Tuesday, December 11, 2018

Discussed this with Adam today

I find this article about Esther Perel interesting.

Today's writing

At first I didn’t buy it, the way I had trouble swallowing any type of good news. There was no way he could mean it, no way he was actually going to go through with the adoption on the strength of a single walk. Worst of all, I feared that the adoption wouldn’t work out and that Romeo would be right back where he started – and back on the euthanasia list.

I also wondered why Romeo hadn’t been made Rescue-Only based on behavior. Was there a miscalculation that I’d need to worry about? Was he really suitable for adoption? I couldn’t exactly get too deep into a relationship with Paul if the dog I’d gotten him to take on wound up ripping his throat out.

We stood on that corner, blinking in the sunlight. It had been foggy when we left and neither of us thought to bring sunglasses. He seemed as surprised as me, and then he knelt down and petted Romeo. “I know it seems like kind of a quick decision,” he said, “but you know, I’m that kind of dude.”

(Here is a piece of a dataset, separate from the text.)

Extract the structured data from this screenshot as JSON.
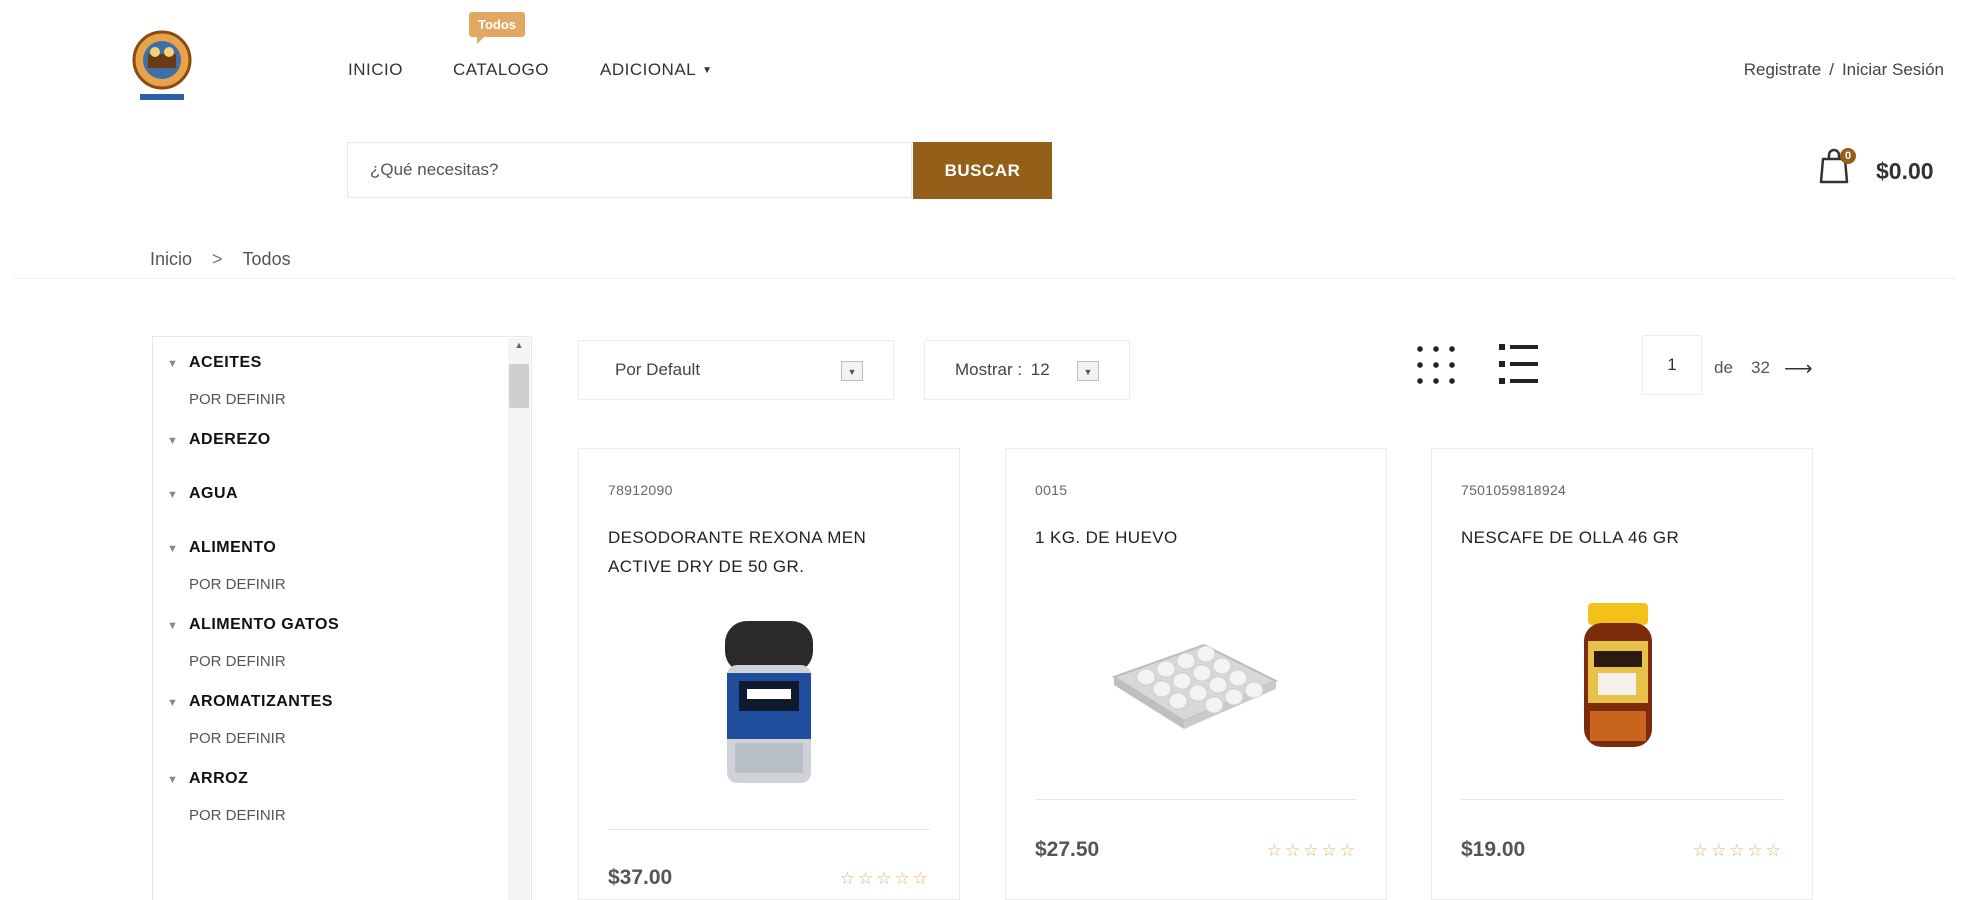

Well, that did explain something. He’d been quick to take to me, quick to take to the dog he was now nuzzling and who was gently nuzzling back. Had I called it? Were these two an item?

Life was spinning, happening so fast, changes seeming to tumble from the sky like frogs in biblical times. The good, the bad, the what in the hell all drifted around my shoulders like confetti, falling in my eyes, blinding me. 

Thursday, December 6, 2018

Today's writing

Part of me hoped that Paul would open his arms and pull me to him. Instead he just kind of sat there with a blank, tired look in his eyes. It took him a minute to say anything. In that time we just watched each other in that half-caring, half-suspicious way of people who are sizing each other up double time.

“Well,” he finally said, “that’s a lot.”

Dismissive. Over it. Over me, already. How did that happen so fast? And yet this is what the other part of me had wanted: someone who saw me as clearly as he apparently did to step away, fast and furious, leaving no tracks, creating no trail.

Leave, then. Leave, and be done with it. Done with me.

“I mean,” he said, “You’ve got a lot going on, Meredith. I guess what I’m wondering if there’s any room for me.”

Well, there you had it. He didn’t want to leave. He wanted to stay. He wanted to stand by me. Just what I’d always wanted, right?

“I’m not sure,” I said, and then fought the urge to slap myself.

There weren’t really words for the look that crossed his face. You could say it was one part fury mixed with two parts resignation. In any event, it was a cocktail too strong for me to drink.

Monday, December 3, 2018

31k into the revise

This needs to be the last version. I'm more than halfway through now. Lordy, hold my hand.

Friday, November 23, 2018


In order to heal, you need to want to heal. Otherwise you're just working against nature.

Tuesday, November 13, 2018

Daily OM

Our emotions color our lives with varying palettes. Sometimes we feel a strong emotion in reaction to something that has happened, but emotions also visit us seemingly out of the blue, flooding us unexpectedly with joy or grief or melancholy. Like the weather, they come and go, influencing our mental state with their particular vibration. Sometimes a difficult emotion hangs around longer than we would like, and we begin to wonder when it will release its hold on us. This is often true of grief stemming from loss, for example, or lingering anger over a past event. 

Usually, if we allow ourselves to feel our emotions fully when they come up, they recede naturally, giving way to another and another. When an emotion haunts us, it is often because we are afraid of really feeling it. Emotions like despair and rage are powerful, and it is natural to want to hold them at bay. Certainly, we don't want to let them take us over so that we say or do things we later regret. When we are facing this kind of situation, it can be helpful to ask the spirit, "How long do I need to sit with these emotions, how long do I need to feel these emotions before they can pass?" If you ask sincerely and wait, an answer will come. Setting a time limit on your engagement with that difficult emotion may be just the technique you need to face it fully. 

When you have a sense of how much time you need to spend, set a timer. Sit down and make yourself available to the emotion that has been nagging you. All you have to do is feel it. Avoid getting attached to it or rejecting it. Simply let it ebb and flow within you. Emotions are by their nature cyclical, so you can trust that just as one reaches its apex it will pass. Each time you sit with its presence without either repressing or acting out, you will find that that difficult emotion was the catalyst for much needed emotional healing.